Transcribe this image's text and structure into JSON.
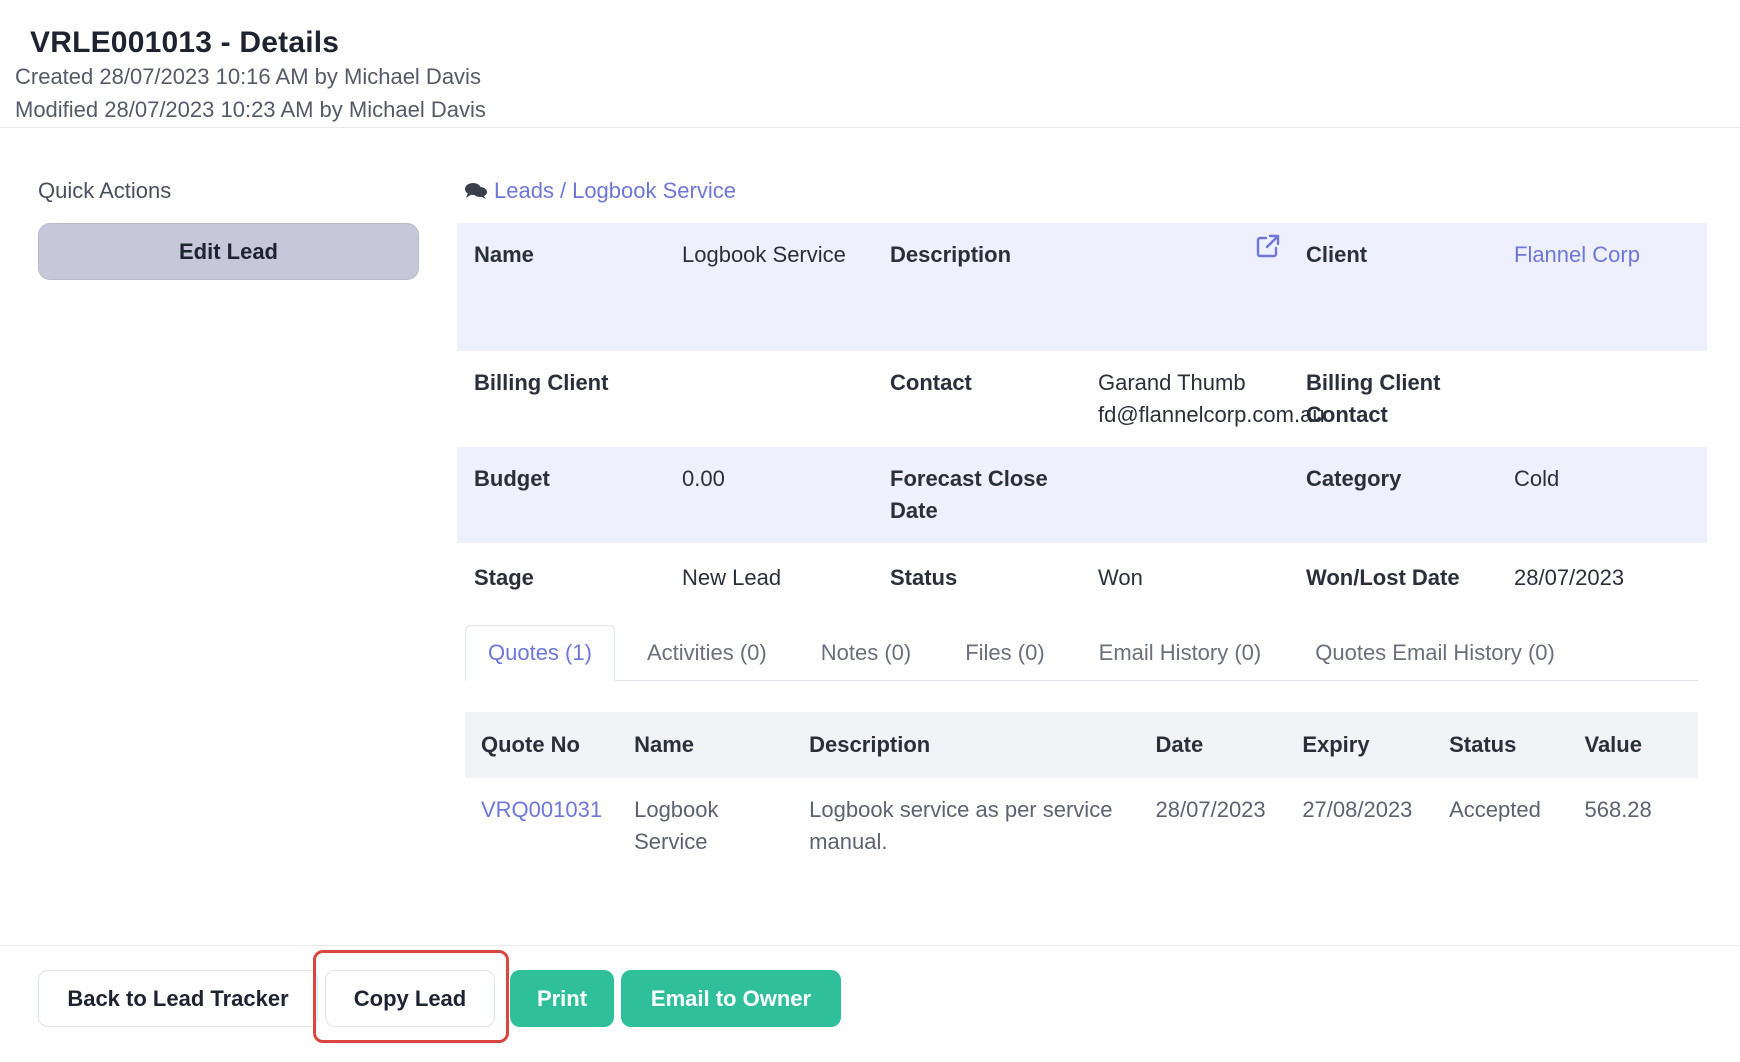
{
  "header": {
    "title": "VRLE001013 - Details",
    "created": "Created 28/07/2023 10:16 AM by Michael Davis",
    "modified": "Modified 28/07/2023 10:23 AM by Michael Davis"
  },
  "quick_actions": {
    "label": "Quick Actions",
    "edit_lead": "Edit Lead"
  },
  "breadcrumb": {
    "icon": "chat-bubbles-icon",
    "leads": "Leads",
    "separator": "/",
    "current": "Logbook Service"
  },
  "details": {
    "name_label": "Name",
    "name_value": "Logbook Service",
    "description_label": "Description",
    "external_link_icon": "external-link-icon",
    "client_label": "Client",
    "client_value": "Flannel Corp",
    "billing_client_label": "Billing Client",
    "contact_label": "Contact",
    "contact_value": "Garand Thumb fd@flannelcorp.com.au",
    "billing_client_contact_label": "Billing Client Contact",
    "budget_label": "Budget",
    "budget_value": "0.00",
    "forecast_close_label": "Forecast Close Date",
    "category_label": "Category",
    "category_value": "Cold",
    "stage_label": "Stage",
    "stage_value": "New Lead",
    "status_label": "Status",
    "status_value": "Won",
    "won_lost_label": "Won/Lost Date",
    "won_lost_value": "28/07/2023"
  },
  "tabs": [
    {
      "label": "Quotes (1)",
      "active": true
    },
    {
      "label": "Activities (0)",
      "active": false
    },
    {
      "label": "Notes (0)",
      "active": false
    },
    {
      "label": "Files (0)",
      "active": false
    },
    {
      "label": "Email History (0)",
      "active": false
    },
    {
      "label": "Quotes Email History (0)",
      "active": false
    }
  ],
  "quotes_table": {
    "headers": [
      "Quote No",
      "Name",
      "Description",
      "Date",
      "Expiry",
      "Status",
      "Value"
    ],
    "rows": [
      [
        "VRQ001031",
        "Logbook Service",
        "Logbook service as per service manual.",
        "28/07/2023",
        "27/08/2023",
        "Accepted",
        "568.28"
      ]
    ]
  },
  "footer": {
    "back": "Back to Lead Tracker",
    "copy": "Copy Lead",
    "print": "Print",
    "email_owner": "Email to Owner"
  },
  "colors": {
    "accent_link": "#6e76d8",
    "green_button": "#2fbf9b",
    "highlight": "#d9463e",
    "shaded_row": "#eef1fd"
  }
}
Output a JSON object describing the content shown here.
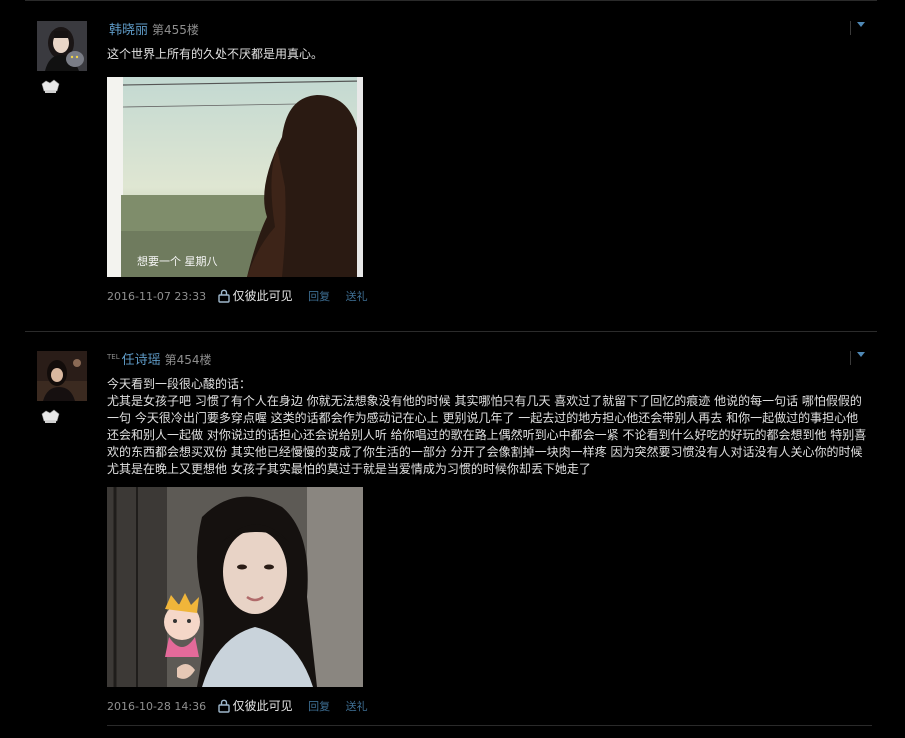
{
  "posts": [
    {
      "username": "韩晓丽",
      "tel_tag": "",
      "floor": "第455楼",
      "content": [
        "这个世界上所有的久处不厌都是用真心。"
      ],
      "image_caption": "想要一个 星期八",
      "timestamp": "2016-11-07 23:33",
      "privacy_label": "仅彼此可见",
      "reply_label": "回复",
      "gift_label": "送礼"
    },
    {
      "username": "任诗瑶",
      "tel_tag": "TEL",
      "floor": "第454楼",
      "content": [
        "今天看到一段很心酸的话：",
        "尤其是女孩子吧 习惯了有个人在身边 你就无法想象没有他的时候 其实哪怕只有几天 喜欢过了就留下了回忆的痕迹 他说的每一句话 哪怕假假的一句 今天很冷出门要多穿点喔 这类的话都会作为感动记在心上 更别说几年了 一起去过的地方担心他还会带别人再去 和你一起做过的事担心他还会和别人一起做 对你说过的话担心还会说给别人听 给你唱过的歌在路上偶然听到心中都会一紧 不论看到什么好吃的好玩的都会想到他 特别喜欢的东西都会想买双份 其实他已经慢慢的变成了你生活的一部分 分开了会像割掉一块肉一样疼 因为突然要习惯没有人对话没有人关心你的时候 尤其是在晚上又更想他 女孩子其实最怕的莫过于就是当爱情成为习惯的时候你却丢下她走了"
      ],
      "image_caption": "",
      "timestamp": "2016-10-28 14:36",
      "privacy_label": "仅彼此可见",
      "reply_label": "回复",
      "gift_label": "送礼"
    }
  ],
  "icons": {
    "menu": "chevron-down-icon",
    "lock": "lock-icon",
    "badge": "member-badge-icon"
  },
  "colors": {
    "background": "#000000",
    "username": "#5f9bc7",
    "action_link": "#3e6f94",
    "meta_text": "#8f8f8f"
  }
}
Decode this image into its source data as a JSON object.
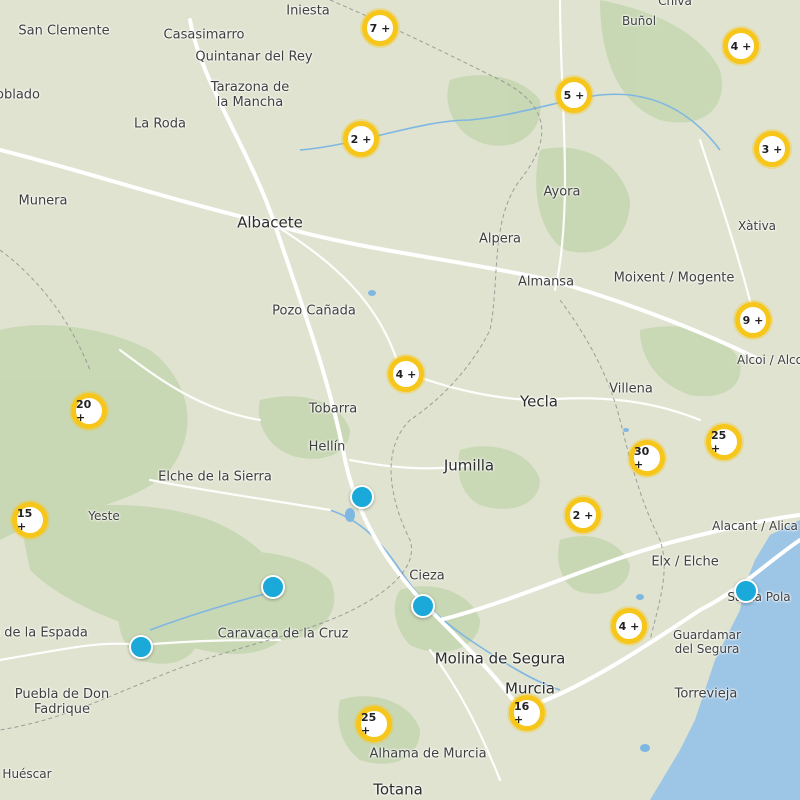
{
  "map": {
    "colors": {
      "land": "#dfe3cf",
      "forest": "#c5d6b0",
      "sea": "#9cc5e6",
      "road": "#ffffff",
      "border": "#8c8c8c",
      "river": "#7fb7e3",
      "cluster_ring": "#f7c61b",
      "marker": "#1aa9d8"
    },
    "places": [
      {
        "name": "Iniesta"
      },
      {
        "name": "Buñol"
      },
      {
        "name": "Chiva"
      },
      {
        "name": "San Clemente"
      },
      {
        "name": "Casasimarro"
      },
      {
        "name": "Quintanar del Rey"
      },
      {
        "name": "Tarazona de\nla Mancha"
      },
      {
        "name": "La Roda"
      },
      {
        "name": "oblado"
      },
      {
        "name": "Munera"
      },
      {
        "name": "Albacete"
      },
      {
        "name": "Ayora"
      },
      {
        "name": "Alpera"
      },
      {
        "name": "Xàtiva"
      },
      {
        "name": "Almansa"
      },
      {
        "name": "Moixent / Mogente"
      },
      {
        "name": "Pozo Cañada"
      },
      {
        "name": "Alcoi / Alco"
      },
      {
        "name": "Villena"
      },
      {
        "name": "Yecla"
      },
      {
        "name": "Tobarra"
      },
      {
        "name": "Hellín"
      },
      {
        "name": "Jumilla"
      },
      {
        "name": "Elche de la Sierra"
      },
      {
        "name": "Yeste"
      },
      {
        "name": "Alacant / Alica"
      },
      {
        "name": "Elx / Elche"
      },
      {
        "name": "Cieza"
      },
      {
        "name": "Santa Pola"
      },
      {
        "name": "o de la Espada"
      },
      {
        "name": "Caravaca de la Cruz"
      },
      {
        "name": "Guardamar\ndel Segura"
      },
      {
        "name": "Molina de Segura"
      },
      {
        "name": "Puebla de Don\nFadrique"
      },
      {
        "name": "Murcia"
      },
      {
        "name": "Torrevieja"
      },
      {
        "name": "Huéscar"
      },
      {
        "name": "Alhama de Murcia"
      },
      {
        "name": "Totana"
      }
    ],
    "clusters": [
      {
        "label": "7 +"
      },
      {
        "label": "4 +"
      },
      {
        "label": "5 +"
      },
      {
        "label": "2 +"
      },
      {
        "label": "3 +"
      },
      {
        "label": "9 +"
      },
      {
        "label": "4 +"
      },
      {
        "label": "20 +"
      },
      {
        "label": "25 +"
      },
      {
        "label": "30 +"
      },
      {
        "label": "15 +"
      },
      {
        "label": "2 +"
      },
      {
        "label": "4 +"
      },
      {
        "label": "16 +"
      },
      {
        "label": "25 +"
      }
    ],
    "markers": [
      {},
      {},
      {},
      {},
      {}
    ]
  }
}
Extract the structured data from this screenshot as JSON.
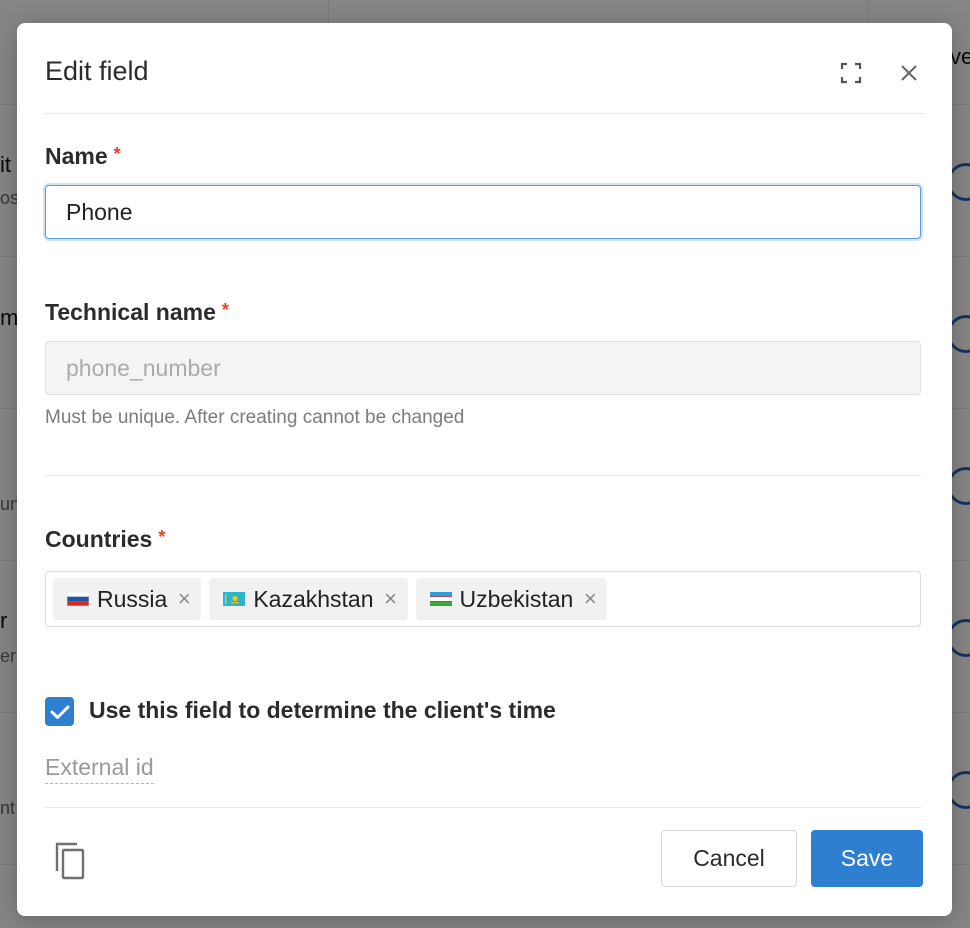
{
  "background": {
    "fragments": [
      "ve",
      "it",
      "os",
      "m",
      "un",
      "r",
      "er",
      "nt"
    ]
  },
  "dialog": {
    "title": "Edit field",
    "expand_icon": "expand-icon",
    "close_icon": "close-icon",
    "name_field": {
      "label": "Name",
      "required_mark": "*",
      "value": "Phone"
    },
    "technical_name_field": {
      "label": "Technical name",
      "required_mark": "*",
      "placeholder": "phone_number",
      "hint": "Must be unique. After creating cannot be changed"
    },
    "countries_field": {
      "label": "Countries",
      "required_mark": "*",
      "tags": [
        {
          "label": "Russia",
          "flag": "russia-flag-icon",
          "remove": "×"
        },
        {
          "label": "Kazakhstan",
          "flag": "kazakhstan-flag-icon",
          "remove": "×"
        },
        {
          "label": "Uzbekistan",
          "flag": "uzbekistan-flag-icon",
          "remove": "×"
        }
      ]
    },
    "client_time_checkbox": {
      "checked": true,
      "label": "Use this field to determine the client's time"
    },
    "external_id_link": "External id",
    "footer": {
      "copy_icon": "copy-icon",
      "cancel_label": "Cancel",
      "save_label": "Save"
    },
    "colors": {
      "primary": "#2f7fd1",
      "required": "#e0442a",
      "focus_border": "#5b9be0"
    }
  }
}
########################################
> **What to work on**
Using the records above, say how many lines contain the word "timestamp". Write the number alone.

> **Response below**
2